Are Foreman and Nonini extremists? Maybe. But that’s just because the Republican Party itself has moved so far right that extremists are now their majority. Nonini especially has been in State office for over a decade, receiving accolades from Idaho Chooses Life and the Idaho GOP. Foreman is in his first term, riding the wave of far-right social-conservative power that came into office on the coat tails of Donald Trump. What Idaho shows us is that those who believe abortion is murder and that the death penalty is a justifiable deterrent that must be on the table—for both provider and patient—are gaining in power and that what was once fringe mentality is undeniably a mainstream political position.
The only difference? Now politicians are emboldened enough to discuss it in public, knowing it is no longer a threat to their political careers. The idea has been mainstreamed in part due to conservative writers like Kevin Williamson—who once insisted that women who have abortions should be potentially hanged for their decision—a man hired as a staff columnist at The Atlantic before public outcry forced the prestigious outlet fired him after they heard his hate speech during a podcast. It’s no longer shocking because we’ve watched Vice-President Mike Pence spend years keeping Purvi Patel behind bars for homicide after allegedly inducing her own abortion. It’s acceptable because even the President of the United States himself isn’t completely sure if the “pro-life” talking point is to jail the doctor, the pregnant person, or both.
And Ohio may well be the next state to prove that point. “Anti-choice leaders have long claimed that they don’t want to punish women who seek abortion care, but that was a lie,” Kellie Copeland, executive director of NARAL Pro-Choice Ohio told DAME. “Their goal has always been to force women to continue pregnancies against their will by any means necessary. They are finally admitting that they are willing to prosecute women and impose the death penalty on them if they have an abortion.”
In 2015, the lack of an exception for rape victims in the federal 20-week abortion ban was considered so extreme that it stopped the bill from even making it out of the House of Representatives. It took less than three years for abortion bills to default to not including any rape exceptions at all.
Today, the right is claiming those who are arguing for life in prison and the death penalty for those getting an abortion are just the extreme fringe and no one will ever jail the woman. I wonder what will they be saying just three years down the road?
It’s not just about the stories. Journalism is also about who is telling them.
Become a member at DAME today to help us support our independent, fearless reporting so we can continue to shine a light on the stories that need to be told, from perspectives that aren’t heard enough. Every dollar we receive from readers goes directly into funding our journalism.

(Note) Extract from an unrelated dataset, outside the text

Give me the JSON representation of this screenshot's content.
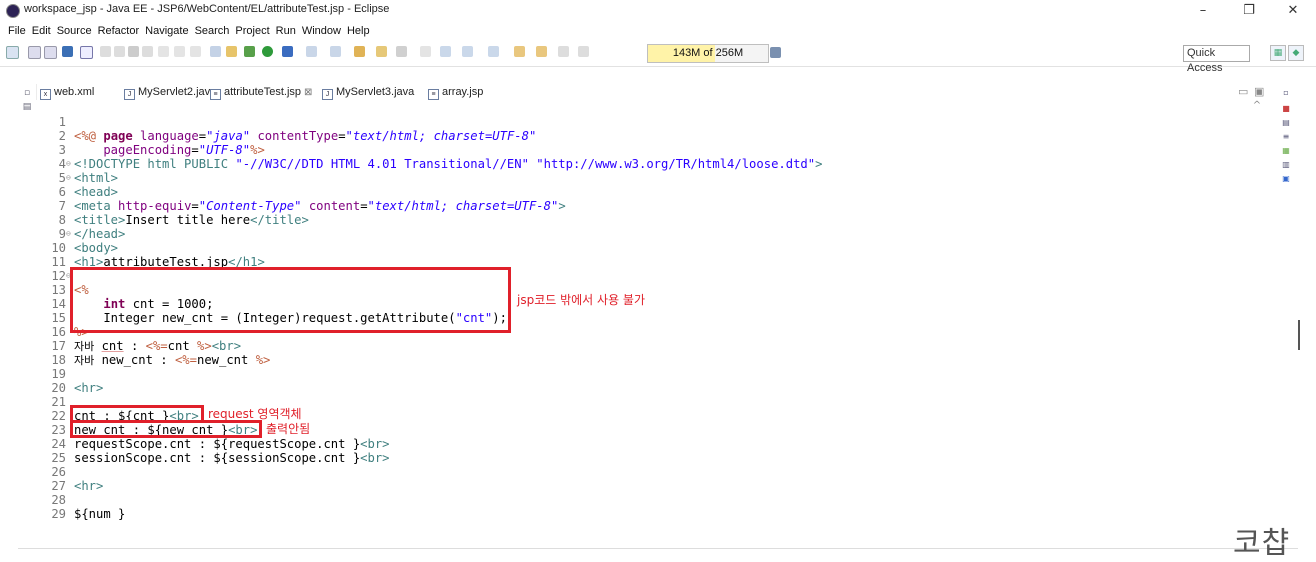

Become a supporter today.
AN INDEPENDENT FREE PRESS HAS
NEVER BEEN MORE IMPORTANT.
Your financial support helps us continue to cover the policies, social issues, and cultural trends that matter, bringing the diversity of thought so needed in these times.